Behind the scenes of an intuitive painting session
Don't forget to check out the huge sale that's ending this Friday, where you can save up to $250 off a single piece!
In the meantime, I'm taking you behind the scenes of an intuitive painting session with my top 5 tricks for relinquishing control in the art studio in order to access a more genuine, unfiltered form of self expression.
A lot of people are afraid of a blank page, because it can be intimidating to know where to start. I like to "wake up" the surface I'm working on by starting with a drawing tool. This can be a pencil, pen, charcoal, coloured pencil, anything you want! This is just about giving yourself a place to start and marks to respond to, and it can all be covered up later. Once you've chosen your utensil (I like coloured pencils because... colour!) just start scribbling on your page, write any words or phrases that are bouncing around your head, and get messy!
2. Hold your brush loosely

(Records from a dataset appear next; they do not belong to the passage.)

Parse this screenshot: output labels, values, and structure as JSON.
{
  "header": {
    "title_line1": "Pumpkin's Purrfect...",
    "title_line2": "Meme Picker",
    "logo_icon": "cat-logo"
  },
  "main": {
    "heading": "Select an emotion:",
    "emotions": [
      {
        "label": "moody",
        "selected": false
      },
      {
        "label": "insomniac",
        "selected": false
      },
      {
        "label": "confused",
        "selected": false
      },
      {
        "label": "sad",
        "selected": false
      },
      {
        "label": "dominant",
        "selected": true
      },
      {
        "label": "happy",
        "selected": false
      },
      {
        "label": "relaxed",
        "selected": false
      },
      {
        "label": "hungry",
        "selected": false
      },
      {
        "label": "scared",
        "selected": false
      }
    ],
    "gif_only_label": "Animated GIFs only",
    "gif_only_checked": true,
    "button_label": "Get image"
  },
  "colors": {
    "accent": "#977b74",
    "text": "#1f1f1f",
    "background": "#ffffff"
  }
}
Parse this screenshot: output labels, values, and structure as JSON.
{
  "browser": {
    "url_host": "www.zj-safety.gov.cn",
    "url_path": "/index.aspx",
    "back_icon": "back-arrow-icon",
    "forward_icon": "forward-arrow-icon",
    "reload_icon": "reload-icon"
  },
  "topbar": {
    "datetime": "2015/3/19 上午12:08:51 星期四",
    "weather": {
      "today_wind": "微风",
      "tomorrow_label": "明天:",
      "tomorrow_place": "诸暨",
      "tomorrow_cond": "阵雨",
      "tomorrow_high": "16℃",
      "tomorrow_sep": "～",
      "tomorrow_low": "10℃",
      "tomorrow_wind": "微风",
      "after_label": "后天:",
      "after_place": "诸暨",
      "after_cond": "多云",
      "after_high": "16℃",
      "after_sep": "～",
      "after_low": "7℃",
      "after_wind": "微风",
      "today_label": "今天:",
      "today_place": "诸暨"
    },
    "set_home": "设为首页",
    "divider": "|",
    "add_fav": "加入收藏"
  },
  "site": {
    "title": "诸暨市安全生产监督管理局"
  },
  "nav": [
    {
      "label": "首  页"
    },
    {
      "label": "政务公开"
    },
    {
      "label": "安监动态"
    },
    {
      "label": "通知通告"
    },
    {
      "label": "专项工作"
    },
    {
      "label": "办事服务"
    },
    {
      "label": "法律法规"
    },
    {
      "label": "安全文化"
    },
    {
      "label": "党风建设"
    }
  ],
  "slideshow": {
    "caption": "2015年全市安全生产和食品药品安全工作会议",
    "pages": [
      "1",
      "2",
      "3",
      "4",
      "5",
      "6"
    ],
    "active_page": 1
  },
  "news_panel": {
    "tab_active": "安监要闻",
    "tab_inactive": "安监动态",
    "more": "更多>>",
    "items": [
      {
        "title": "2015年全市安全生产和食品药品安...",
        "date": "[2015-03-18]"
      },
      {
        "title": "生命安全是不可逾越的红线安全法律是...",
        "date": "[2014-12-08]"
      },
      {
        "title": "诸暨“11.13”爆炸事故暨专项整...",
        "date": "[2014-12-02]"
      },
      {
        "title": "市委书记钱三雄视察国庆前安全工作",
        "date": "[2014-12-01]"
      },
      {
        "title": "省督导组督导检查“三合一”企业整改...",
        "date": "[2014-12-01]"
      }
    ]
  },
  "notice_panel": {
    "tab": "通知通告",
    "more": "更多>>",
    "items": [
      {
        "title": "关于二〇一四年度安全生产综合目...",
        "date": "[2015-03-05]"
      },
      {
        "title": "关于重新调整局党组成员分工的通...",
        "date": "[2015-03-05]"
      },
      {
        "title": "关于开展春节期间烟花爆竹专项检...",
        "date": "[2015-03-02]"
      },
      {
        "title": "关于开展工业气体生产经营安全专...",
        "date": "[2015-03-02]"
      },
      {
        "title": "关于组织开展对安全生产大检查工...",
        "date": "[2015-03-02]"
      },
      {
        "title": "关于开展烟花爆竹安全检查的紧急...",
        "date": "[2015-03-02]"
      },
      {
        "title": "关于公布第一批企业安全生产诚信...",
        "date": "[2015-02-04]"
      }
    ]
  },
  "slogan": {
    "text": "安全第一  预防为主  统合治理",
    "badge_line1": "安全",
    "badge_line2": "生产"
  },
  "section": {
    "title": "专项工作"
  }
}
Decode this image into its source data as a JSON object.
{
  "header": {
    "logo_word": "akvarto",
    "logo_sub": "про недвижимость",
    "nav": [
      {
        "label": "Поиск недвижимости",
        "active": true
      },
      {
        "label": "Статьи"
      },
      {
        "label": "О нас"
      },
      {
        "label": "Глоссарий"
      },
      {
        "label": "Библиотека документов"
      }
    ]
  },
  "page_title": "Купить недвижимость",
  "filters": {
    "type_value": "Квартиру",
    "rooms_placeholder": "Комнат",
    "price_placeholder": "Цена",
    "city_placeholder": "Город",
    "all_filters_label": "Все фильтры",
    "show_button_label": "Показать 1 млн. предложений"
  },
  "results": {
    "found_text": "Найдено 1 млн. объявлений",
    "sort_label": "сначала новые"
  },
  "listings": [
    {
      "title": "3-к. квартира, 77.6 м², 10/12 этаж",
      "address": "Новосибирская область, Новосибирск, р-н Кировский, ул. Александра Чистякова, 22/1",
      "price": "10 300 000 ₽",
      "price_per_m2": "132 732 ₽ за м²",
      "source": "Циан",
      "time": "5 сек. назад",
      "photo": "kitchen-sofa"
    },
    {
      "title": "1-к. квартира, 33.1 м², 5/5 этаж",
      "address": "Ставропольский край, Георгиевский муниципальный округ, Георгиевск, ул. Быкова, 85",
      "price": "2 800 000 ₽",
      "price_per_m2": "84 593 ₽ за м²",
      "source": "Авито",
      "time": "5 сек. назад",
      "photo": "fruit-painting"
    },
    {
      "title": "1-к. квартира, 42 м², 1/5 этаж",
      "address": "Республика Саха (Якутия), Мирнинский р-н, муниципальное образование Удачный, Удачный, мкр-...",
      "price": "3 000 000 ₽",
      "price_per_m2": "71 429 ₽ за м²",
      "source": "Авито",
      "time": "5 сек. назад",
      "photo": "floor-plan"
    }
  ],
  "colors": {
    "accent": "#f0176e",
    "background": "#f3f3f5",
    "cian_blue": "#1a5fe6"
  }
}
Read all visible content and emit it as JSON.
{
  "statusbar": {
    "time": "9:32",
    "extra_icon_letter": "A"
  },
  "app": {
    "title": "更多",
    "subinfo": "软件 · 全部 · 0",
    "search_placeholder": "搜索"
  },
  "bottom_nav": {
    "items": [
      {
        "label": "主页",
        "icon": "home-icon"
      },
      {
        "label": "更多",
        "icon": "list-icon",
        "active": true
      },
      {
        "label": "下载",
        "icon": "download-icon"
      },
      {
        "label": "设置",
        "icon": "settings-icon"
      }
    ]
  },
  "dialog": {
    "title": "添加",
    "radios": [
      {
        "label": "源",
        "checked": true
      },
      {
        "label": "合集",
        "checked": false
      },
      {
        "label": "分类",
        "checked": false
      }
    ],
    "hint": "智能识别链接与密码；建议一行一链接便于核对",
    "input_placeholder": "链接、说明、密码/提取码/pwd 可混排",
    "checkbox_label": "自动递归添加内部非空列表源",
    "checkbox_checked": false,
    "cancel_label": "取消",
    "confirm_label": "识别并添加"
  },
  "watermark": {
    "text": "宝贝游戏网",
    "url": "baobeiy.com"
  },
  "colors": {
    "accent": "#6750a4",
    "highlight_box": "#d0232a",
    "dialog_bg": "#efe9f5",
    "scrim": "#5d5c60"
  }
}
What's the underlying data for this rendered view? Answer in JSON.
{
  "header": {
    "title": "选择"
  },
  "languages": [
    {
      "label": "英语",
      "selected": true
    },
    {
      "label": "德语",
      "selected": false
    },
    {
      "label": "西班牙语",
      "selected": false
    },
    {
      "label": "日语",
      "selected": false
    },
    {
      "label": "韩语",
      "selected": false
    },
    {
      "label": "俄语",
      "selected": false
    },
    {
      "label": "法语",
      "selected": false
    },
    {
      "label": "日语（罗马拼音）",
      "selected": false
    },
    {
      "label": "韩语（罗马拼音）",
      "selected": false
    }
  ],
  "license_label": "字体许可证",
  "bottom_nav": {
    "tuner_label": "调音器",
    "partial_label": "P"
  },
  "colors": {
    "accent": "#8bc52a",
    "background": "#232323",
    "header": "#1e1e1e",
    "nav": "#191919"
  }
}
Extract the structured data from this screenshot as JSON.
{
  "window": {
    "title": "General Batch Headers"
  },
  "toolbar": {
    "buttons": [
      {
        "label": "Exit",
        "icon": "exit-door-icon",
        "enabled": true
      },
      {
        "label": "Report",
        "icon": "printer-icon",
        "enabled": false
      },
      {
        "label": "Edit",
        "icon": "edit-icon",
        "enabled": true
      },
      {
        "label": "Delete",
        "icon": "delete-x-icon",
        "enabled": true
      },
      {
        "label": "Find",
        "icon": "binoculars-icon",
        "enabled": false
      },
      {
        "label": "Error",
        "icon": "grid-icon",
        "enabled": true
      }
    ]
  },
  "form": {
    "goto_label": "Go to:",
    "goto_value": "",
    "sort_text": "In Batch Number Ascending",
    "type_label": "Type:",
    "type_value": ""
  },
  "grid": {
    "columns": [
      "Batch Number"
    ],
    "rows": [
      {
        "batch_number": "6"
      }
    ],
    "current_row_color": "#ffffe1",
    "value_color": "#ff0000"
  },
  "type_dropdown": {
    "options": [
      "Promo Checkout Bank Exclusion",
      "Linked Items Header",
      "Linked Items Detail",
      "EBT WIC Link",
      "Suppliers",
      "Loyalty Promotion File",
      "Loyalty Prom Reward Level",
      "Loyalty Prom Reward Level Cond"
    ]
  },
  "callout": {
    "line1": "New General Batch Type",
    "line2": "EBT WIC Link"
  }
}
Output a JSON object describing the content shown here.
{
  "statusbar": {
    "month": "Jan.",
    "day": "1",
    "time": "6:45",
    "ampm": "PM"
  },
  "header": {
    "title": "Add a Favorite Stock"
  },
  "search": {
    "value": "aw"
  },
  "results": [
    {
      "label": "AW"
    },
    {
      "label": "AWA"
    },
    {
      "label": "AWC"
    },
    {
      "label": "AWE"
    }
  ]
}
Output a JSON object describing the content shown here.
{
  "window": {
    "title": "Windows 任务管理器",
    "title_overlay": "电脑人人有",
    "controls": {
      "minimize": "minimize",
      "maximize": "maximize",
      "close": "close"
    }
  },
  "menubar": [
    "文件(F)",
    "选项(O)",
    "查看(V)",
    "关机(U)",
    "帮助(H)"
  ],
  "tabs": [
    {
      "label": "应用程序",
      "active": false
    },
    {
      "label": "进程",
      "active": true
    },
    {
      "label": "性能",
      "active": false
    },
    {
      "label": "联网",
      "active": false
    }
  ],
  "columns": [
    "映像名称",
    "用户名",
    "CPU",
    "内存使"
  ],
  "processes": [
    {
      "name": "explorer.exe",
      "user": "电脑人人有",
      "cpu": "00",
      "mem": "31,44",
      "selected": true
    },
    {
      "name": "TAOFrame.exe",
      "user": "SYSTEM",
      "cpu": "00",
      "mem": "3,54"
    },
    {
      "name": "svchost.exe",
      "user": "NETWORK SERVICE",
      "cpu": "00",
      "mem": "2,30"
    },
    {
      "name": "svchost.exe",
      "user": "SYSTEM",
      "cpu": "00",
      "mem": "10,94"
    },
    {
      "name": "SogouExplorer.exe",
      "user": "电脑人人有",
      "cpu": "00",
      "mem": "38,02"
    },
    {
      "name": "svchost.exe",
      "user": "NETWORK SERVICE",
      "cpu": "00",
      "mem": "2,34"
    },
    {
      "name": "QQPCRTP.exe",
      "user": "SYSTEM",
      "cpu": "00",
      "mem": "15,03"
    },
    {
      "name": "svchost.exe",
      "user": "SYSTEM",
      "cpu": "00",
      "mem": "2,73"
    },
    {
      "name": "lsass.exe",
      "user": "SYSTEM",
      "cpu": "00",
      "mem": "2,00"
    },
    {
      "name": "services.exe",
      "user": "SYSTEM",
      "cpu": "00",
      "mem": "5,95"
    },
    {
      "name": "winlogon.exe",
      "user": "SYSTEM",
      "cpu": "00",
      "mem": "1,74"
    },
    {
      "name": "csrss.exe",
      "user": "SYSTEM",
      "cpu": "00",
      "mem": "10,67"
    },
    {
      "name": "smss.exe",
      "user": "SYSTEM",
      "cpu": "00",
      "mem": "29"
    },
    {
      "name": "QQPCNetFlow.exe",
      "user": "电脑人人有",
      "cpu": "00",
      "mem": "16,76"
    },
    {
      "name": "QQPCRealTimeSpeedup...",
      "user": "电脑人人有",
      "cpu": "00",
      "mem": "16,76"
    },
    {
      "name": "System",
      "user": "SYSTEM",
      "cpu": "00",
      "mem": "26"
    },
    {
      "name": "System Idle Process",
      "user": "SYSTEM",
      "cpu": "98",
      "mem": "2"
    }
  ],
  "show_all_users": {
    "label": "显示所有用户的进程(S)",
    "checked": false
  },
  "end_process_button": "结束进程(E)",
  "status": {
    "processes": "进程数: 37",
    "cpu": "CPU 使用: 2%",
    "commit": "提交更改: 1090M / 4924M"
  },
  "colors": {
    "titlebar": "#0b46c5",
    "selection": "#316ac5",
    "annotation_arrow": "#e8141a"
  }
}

We tend to want to be in control, but the practice that I'm teaching you here is all about releasing some of that control in order for our instincts to come to the surface and run this show. Loosen your grip or hold your brush by it's end so you're not able to control everything that it does. This will help especially if you tend to get frustrated by your perfectionist tendencies like I do! Since we're not painting anything specific, you are free to just play and make it up as you go along.
3. Use your non-dominant hand
If you find it hard to hold your utensils loosely, switching to your non-dominant hand is a great way to force yourself to relinquish some of that control. Your non-dominant hand just won't have the same kind of control that your dominant hand does, and that's the point!
4. Use alternative tools
You don't have to stick to paintbrushes. You don't even have to stick to art supplies! Try a palette knife, your fingers, disposable cutlery, plastic wrap. The options for the types of tools you can use to create are limited only by your imagination. Experiment and play with the kinds of marks different tools can make.
5. Work on multiple pieces at a time
When you focus on one painting at a time, you’re more likely to take it too far and end up losing the magic because you don’t know when to stop working. By working on multiple pieces at a time, you’ll be able to be less precious with the marks you make.
I believe that the best art is made when you can quiet your critical voice and slip into this state where you’re not overthinking it and you’re not being overly precious.
How are you going to express yourself creatively today?